6602 Melrose Ave
Los Angeles, CA 90038
The chance to sample the velvety, rich cheeses at Mozza’s mozzarella bar is worth a trip to the elegant osteria alone. But Nancy Silverton (along with partners Mario Batali and Joseph Bastianich) don’t stop there – serving up sublime pastas like the ricotta and egg raviolo with brown butter and succulent meat and fish secondi. For a more casual experience, head next door to the team’s pizzeria for impeccably constructed thin crust pies with divine toppings (don’t miss the buratta and squash blossom.)

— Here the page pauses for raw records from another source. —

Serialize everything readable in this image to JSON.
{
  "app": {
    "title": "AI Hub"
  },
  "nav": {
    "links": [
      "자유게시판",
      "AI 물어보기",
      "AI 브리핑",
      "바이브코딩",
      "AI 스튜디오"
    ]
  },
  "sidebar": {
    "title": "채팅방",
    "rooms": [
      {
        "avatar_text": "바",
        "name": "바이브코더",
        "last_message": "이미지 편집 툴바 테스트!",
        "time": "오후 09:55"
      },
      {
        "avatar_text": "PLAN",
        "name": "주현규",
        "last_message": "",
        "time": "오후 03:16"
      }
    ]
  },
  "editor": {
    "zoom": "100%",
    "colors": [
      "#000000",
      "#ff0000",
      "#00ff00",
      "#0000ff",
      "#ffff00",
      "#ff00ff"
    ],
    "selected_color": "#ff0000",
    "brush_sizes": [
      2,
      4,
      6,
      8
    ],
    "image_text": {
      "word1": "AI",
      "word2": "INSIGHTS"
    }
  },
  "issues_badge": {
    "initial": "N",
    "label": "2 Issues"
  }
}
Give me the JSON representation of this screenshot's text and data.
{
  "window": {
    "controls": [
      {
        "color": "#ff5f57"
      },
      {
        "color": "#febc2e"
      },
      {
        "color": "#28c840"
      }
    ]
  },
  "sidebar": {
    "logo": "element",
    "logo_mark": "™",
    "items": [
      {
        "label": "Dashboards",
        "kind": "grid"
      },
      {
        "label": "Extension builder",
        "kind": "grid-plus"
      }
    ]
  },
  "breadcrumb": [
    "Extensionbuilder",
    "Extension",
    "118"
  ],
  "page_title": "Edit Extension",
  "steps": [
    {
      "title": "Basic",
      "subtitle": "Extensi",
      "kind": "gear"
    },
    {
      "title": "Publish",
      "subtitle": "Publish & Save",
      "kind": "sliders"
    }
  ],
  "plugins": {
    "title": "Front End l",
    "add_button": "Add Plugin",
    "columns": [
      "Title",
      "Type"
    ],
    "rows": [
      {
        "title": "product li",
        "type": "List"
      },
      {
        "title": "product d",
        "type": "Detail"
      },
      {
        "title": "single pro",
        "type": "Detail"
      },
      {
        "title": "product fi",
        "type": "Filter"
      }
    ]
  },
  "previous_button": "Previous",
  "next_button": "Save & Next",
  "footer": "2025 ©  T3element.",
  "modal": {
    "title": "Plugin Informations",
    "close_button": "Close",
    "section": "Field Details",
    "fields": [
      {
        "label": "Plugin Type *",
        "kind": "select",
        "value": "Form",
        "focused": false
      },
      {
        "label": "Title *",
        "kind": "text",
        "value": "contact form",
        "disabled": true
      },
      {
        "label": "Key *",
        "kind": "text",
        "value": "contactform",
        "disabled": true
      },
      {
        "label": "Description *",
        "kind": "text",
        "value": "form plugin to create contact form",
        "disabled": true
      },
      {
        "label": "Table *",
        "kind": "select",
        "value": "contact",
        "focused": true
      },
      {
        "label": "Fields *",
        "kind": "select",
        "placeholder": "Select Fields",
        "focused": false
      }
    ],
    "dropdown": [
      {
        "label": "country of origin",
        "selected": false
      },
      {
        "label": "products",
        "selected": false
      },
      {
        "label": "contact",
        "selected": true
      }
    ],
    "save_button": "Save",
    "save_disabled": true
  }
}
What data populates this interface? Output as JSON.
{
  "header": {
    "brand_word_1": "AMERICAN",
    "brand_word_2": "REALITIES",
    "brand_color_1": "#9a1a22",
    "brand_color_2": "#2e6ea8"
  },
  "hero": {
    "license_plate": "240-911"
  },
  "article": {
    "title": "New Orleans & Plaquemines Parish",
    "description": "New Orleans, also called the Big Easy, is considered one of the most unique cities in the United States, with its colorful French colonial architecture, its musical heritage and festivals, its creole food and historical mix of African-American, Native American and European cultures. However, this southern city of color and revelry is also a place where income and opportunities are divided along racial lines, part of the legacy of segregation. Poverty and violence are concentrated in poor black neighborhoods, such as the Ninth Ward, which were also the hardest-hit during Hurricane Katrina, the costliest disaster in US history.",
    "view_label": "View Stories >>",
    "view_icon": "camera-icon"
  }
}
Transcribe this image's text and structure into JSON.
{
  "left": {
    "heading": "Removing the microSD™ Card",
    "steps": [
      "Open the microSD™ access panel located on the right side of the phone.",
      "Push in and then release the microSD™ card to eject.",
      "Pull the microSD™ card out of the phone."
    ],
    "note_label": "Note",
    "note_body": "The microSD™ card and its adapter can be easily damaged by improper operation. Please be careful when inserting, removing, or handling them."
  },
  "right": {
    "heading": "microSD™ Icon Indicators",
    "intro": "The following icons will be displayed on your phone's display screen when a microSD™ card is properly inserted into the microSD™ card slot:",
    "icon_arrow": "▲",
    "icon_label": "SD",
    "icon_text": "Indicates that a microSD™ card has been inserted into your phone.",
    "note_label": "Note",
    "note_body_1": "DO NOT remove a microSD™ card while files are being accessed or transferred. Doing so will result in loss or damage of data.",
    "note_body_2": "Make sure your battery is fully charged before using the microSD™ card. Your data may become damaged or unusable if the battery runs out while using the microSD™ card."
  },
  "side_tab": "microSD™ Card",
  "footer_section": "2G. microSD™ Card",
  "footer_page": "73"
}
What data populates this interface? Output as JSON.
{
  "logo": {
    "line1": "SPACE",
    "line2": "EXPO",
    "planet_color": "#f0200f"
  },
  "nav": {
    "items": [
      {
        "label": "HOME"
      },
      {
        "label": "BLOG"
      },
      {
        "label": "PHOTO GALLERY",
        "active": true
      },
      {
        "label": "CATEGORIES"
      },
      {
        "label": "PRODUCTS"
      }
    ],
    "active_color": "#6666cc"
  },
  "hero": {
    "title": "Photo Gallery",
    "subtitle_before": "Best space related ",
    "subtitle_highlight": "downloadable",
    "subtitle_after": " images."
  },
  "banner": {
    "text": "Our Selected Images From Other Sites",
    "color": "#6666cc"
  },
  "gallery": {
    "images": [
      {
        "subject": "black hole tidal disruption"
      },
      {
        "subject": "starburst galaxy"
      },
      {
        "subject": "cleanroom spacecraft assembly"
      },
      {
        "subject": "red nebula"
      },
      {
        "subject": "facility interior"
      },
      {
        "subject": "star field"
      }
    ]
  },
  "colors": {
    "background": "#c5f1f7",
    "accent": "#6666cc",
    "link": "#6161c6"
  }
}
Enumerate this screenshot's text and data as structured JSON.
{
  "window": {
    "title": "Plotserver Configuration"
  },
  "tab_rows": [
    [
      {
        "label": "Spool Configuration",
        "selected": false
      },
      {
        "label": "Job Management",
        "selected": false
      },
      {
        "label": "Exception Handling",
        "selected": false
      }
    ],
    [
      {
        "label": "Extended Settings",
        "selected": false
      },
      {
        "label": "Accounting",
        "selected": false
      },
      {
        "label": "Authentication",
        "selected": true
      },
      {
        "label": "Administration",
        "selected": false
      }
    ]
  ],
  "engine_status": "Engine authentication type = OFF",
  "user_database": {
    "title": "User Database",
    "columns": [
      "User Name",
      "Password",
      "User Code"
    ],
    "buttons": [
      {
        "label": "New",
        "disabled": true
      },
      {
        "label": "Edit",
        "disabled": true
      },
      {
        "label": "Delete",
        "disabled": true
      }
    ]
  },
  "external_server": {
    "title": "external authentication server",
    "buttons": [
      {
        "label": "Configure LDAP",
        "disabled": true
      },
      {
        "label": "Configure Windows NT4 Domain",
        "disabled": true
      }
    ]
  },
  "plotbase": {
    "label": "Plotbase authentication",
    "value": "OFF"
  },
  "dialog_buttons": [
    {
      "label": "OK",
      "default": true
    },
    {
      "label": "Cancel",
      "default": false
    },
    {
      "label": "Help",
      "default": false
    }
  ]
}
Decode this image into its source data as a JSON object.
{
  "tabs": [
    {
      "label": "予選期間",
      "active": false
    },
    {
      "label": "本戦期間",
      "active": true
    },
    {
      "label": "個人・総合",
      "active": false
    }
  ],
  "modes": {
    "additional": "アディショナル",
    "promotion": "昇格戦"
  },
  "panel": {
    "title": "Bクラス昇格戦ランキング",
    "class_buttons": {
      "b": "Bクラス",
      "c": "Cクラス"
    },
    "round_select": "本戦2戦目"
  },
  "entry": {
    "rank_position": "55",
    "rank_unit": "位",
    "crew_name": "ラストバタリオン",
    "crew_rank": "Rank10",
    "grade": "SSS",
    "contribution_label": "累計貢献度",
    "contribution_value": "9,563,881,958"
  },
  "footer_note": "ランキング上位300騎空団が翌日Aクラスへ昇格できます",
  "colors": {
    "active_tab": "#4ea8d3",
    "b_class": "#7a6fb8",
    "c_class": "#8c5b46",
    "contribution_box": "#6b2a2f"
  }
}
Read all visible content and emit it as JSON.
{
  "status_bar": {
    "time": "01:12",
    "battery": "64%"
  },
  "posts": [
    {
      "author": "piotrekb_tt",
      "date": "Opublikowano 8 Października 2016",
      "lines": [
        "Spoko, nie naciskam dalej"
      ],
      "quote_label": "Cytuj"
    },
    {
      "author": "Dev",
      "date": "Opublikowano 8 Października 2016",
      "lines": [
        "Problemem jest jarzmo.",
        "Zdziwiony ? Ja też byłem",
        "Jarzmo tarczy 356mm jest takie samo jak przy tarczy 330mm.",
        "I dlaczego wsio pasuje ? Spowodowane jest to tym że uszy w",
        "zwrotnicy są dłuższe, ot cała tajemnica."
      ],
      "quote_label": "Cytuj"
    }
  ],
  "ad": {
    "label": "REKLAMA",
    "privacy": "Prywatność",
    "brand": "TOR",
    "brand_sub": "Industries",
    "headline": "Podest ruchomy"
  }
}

176 N Canon Dr
Beverly Hills, CA 90210
As the forefather of celebrity chefs, Wolfgang Puck might be content to rest on the laurels of fame, but with dishes like roasted rack of young Sonoma lamb and sweet corn agnolotti served in the urbane Beverly Hills stalwart Spago, Puck and Executive Chef Lee Hefter continue to demonstrate how truly resplendent classic fine dining can be.